  • The development of wings, as intermediary wing stubs would have no use, and be a competitive disadvantage.
  • The flagellum a multi-part cellular motor which fails to function if a single part is removed is the classic example of irreducible complexity and cannot arise according to the theory of evolution.[10]
  • Variation in chromosome count (ploidy) is impossible in evolution. One member of a species with 2 sets of chromosomes cannot mate with a member with 4. Thus, for the chromosome count of a species to change (and thus account for the variety of counts in nature) a vast portion of a species would have to evolve a new chromosome set simultaneously.
  • Symbiosis - There are many examples where creatures rely on each other to survive which could not arise through evolution. Grass cannot survive without a certain fungus that helps it fix nitrogen from the atmosphere and the fungus can't survive without the grass. They must have appeared on earth at the same time.[11]
  • Many bats which live in caves employs a type of sonar in order to navigate and find prey. Evolutionists propose that the bat evolved from a squirrel-like animal, but a squirrel would have no use for a sonar system. The bats can't fly without sonar, and an animal that can't fly doesn't need it therefore those bat must have been created with fully functioning sonar and flight.
  • No clear transition from unicellular to multicellular organisms.
  • The human prostate surrounds the urethra and in doing so provides many benefits. Evolutionists consider the structure to be poor design, which should mean that natural selection would have eliminated that design.[12]
  • Consciousness - No animal displays self-awareness (such as clothing), morality, tool-making, or self-sacrifice to the same extent that man does. It is unclear how a random mutation could have arisen which accounts for humanity's significantly higher cognitive ability.
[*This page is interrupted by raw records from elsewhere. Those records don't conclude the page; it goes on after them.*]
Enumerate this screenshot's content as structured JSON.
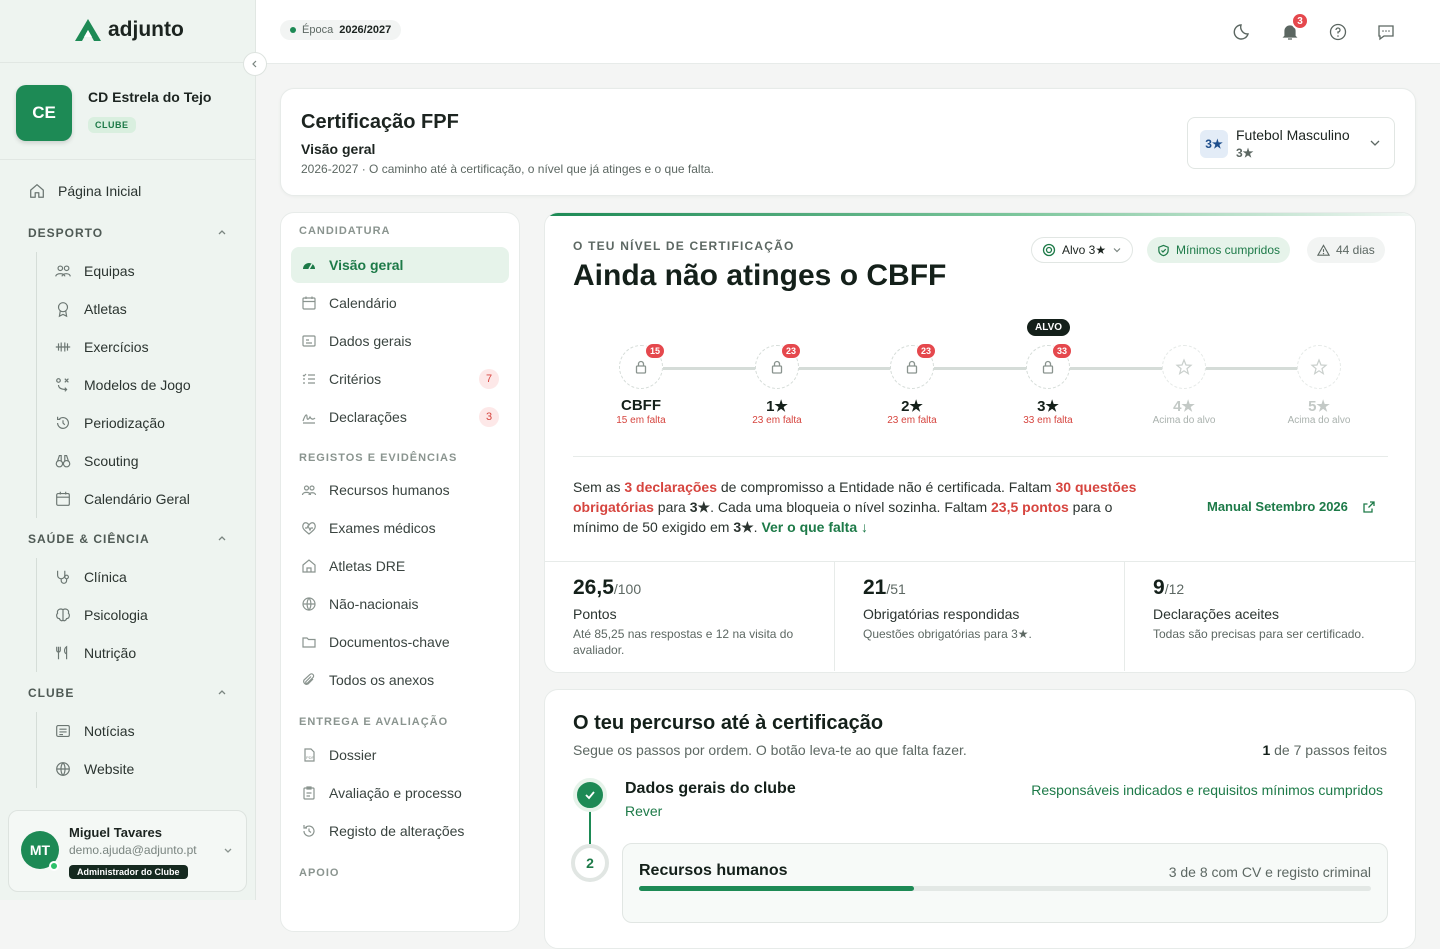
{
  "brand": {
    "name": "adjunto"
  },
  "club": {
    "initials": "CE",
    "name": "CD Estrela do Tejo",
    "tag": "CLUBE"
  },
  "nav": {
    "home": "Página Inicial",
    "sections": [
      {
        "title": "DESPORTO",
        "items": [
          "Equipas",
          "Atletas",
          "Exercícios",
          "Modelos de Jogo",
          "Periodização",
          "Scouting",
          "Calendário Geral"
        ]
      },
      {
        "title": "SAÚDE & CIÊNCIA",
        "items": [
          "Clínica",
          "Psicologia",
          "Nutrição"
        ]
      },
      {
        "title": "CLUBE",
        "items": [
          "Notícias",
          "Website"
        ]
      }
    ]
  },
  "user": {
    "initials": "MT",
    "name": "Miguel Tavares",
    "email": "demo.ajuda@adjunto.pt",
    "role": "Administrador do Clube"
  },
  "topbar": {
    "season_label": "Época",
    "season_value": "2026/2027",
    "notifications": "3"
  },
  "header": {
    "title": "Certificação FPF",
    "subtitle": "Visão geral",
    "description": "2026-2027 · O caminho até à certificação, o nível que já atinges e o que falta.",
    "sport": "Futebol Masculino",
    "sport_badge": "3★",
    "sport_level": "3★"
  },
  "subnav": {
    "sections": [
      {
        "title": "CANDIDATURA",
        "items": [
          {
            "label": "Visão geral",
            "active": true
          },
          {
            "label": "Calendário"
          },
          {
            "label": "Dados gerais"
          },
          {
            "label": "Critérios",
            "count": "7"
          },
          {
            "label": "Declarações",
            "count": "3"
          }
        ]
      },
      {
        "title": "REGISTOS E EVIDÊNCIAS",
        "items": [
          {
            "label": "Recursos humanos"
          },
          {
            "label": "Exames médicos"
          },
          {
            "label": "Atletas DRE"
          },
          {
            "label": "Não-nacionais"
          },
          {
            "label": "Documentos-chave"
          },
          {
            "label": "Todos os anexos"
          }
        ]
      },
      {
        "title": "ENTREGA E AVALIAÇÃO",
        "items": [
          {
            "label": "Dossier"
          },
          {
            "label": "Avaliação e processo"
          },
          {
            "label": "Registo de alterações"
          }
        ]
      },
      {
        "title": "APOIO",
        "items": []
      }
    ]
  },
  "level": {
    "eyebrow": "O TEU NÍVEL DE CERTIFICAÇÃO",
    "headline": "Ainda não atinges o CBFF",
    "target_pill": "Alvo 3★",
    "minimums_pill": "Mínimos cumpridos",
    "days_pill": "44 dias",
    "target_tag": "ALVO",
    "steps": [
      {
        "label": "CBFF",
        "badge": "15",
        "sub": "15 em falta",
        "locked": true
      },
      {
        "label": "1★",
        "badge": "23",
        "sub": "23 em falta",
        "locked": true
      },
      {
        "label": "2★",
        "badge": "23",
        "sub": "23 em falta",
        "locked": true
      },
      {
        "label": "3★",
        "badge": "33",
        "sub": "33 em falta",
        "locked": true
      },
      {
        "label": "4★",
        "sub": "Acima do alvo",
        "locked": false
      },
      {
        "label": "5★",
        "sub": "Acima do alvo",
        "locked": false
      }
    ],
    "msg": {
      "p1": "Sem as ",
      "r1": "3 declarações",
      "p2": " de compromisso a Entidade não é certificada. Faltam ",
      "r2": "30 questões obrigatórias",
      "p3": " para ",
      "b1": "3★",
      "p4": ". Cada uma bloqueia o nível sozinha. Faltam ",
      "r3": "23,5 pontos",
      "p5": " para o mínimo de 50 exigido em ",
      "b2": "3★",
      "p6": ". ",
      "link": "Ver o que falta ↓"
    },
    "manual": "Manual Setembro 2026",
    "stats": [
      {
        "value": "26,5",
        "total": "/100",
        "label": "Pontos",
        "desc": "Até 85,25 nas respostas e 12 na visita do avaliador."
      },
      {
        "value": "21",
        "total": "/51",
        "label": "Obrigatórias respondidas",
        "desc": "Questões obrigatórias para 3★."
      },
      {
        "value": "9",
        "total": "/12",
        "label": "Declarações aceites",
        "desc": "Todas são precisas para ser certificado."
      }
    ]
  },
  "path": {
    "title": "O teu percurso até à certificação",
    "subtitle": "Segue os passos por ordem. O botão leva-te ao que falta fazer.",
    "done": "1",
    "of": " de 7 passos feitos",
    "steps": [
      {
        "title": "Dados gerais do clube",
        "action": "Rever",
        "status": "Responsáveis indicados e requisitos mínimos cumpridos"
      },
      {
        "num": "2",
        "title": "Recursos humanos",
        "status": "3 de 8 com CV e registo criminal",
        "progress": 0.375
      }
    ]
  }
}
Logical Conclusion

As scientific theories require that their laws be immutable, the existence of merely one counterexample disproves the truth of the rule. Thus, if evolution fails to account for any one of these items (or countless others), it must be discarded.

References

  1. Behe, Michael J. 1996. Darwin's Black Box, New York: The Free Press, pp. 117-139.
  2. [1]
  3. http://www.aloha.com/~lifeguards/jelyfish.html
  4. http://inside.msj.edu/academics/faculty/kritskg/cicada/faq.html
  5. migration
  6. [2]
  7. http://icb.oxfordjournals.org/cgi/reprint/40/4/687.pdf
  8. [3]
  9. http://www.physorg.com/news142086647.html
  10. [4]
  11. [5]
  12. Sarfati, Jonathan, The Prostate Gland–is it ‘badly designed’?, 1st August 2008 (Creation Ministries International)